According to Volvo Penta, output is high and maintenance needs are low as its Stage V-compliant engines are optimised to meet customer needs in terms of productivity, uptime and TCO. Passive regeneration of the aftertreatment system has been maximised, for example, eliminating unplanned stops during operation, while fuel consumption has been reduced by up to 5% over the Stage IV models.
The D16 offers an output of up to 585kW as well as a 10% reduction in fuel consumption over the earlier generation unit. By incorporating water-cooled charged air, its dual-stage turbo delivers high performance right across the operational range, enabling maximum torque to be produced at both low and high engine speeds.
On top of its low fuel consumption, the D16’s reliable Exhaust Aftertreatment System (EATS) has been designed to use selective catalytic reduction technology only, removing the need for exhaust gas recirculation (EGR) and a diesel particulate filter (DPF).
By incorporating water-cooled charged air, the D16’s dual stage turbo system delivers high performance across the operational range, providing high torque at both low and high engine speeds. This allows the engine to be used in multiple applications, without compromising between performance and torque.
In addition to leveraging an array of proven technologies and expertise from across the Volvo Group, the firm is working on innovative driveline solutions.

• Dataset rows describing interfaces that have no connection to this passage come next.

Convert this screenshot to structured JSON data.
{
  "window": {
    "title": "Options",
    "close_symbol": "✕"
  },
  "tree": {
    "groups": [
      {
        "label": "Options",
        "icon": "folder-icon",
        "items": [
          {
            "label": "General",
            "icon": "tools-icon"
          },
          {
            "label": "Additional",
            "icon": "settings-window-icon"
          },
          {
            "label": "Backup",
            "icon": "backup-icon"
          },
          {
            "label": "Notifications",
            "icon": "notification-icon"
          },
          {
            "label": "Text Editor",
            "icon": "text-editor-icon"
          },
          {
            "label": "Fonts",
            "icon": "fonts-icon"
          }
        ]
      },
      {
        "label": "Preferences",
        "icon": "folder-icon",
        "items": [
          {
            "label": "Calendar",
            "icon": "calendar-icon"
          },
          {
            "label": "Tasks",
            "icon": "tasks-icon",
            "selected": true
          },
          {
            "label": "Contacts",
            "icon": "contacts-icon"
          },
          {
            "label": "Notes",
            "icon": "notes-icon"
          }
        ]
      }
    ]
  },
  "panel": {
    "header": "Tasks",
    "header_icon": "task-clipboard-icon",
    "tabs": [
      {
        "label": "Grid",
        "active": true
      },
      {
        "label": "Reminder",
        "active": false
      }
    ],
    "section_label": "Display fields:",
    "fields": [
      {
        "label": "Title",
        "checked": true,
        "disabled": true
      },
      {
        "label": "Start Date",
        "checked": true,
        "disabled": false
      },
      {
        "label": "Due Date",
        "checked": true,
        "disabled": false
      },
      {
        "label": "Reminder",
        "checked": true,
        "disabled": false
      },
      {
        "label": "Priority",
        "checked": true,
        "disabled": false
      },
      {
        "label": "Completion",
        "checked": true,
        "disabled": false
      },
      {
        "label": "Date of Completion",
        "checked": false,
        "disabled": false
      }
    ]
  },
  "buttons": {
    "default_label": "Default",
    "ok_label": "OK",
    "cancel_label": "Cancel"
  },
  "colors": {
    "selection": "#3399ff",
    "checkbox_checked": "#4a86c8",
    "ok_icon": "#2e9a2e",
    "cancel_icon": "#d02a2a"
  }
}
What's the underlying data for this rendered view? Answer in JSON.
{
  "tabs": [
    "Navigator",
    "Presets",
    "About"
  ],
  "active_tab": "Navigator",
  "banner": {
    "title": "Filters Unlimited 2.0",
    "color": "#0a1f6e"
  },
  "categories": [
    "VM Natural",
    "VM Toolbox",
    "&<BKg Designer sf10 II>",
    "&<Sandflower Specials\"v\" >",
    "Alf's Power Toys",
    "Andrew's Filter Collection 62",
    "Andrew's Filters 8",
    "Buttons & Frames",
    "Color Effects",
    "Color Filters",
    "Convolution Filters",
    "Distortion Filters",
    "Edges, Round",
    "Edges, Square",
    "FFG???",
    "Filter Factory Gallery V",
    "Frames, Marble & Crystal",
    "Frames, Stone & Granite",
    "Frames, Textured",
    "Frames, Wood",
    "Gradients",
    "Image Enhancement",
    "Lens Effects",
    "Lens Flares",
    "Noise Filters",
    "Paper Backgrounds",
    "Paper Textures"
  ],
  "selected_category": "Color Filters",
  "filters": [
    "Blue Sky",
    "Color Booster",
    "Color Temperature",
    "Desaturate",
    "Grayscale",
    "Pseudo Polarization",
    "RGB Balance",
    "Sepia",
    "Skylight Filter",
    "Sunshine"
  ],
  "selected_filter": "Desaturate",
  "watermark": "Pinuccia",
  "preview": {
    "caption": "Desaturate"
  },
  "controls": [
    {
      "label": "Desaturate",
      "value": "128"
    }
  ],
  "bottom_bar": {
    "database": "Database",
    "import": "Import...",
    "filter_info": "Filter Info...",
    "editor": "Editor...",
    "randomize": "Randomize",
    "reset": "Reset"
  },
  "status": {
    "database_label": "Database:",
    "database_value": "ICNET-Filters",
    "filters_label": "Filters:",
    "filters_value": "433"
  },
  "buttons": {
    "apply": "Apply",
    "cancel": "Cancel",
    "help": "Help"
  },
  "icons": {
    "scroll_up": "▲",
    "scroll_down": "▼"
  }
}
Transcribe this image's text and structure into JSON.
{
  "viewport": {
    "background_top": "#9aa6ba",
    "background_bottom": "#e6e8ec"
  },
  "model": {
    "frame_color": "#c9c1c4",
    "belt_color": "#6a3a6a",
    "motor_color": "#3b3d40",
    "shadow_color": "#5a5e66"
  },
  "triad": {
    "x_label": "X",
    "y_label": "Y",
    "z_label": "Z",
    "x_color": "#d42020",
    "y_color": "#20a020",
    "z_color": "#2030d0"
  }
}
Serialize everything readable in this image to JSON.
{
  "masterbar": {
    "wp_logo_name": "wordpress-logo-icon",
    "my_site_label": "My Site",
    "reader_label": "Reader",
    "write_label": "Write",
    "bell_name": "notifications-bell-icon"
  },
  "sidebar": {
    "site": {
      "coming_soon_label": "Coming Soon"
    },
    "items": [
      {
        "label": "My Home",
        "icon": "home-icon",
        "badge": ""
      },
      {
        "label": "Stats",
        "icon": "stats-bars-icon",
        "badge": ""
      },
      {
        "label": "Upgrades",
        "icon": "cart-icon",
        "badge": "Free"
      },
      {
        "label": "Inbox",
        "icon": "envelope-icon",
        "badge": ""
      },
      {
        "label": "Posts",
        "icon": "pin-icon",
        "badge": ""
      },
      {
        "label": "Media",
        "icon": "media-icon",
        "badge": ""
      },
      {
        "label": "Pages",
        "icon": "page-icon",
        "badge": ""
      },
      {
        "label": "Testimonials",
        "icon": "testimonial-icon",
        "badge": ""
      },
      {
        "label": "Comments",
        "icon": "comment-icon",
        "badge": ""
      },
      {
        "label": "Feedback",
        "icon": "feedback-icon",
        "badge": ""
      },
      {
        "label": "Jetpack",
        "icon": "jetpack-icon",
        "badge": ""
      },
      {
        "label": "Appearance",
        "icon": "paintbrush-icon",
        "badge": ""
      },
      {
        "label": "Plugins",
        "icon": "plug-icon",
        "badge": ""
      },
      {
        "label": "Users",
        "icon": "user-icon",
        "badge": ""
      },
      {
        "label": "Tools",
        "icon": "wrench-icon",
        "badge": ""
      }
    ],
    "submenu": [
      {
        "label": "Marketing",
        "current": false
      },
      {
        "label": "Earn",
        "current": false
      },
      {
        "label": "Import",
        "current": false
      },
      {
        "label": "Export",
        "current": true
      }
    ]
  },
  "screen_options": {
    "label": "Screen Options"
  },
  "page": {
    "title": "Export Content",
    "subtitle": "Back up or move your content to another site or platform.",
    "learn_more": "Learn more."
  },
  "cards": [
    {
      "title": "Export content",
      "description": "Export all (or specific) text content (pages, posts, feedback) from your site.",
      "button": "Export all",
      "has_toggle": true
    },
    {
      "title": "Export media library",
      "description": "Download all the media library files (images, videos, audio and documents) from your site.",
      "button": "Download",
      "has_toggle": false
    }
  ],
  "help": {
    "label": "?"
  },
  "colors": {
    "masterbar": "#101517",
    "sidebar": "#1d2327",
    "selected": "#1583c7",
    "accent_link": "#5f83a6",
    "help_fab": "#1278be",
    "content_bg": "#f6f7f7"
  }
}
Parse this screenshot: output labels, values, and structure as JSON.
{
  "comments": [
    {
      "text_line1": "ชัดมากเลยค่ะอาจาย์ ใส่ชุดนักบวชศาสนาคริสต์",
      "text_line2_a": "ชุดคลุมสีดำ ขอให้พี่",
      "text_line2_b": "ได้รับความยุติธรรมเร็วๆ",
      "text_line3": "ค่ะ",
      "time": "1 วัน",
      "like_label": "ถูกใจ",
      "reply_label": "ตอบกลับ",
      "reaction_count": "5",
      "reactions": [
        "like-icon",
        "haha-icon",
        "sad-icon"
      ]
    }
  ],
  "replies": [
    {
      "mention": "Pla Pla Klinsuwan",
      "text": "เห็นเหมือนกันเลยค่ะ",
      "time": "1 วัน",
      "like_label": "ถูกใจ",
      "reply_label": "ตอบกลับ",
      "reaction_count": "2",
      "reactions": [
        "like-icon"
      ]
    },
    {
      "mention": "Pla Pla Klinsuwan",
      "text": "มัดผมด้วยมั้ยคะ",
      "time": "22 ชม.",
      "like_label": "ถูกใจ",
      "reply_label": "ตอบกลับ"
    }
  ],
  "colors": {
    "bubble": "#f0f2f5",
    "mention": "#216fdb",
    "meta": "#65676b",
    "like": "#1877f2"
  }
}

“In the short-term, the focus is still very much on internal combustion engines and we will continue our development work in this area to stay competitive,” explained Morgan Blomgren, director Strategy & Business Development. “Our engines are already able to run on HVO and biodiesel, and to further support our transformation journey to zero-emission solutions, we are also looking into powering them with CNG, biogas and hydrogen, as well as the use of hybridisation – all of which are likely transitioning solutions for those markets that cannot yet support fully electric solutions.”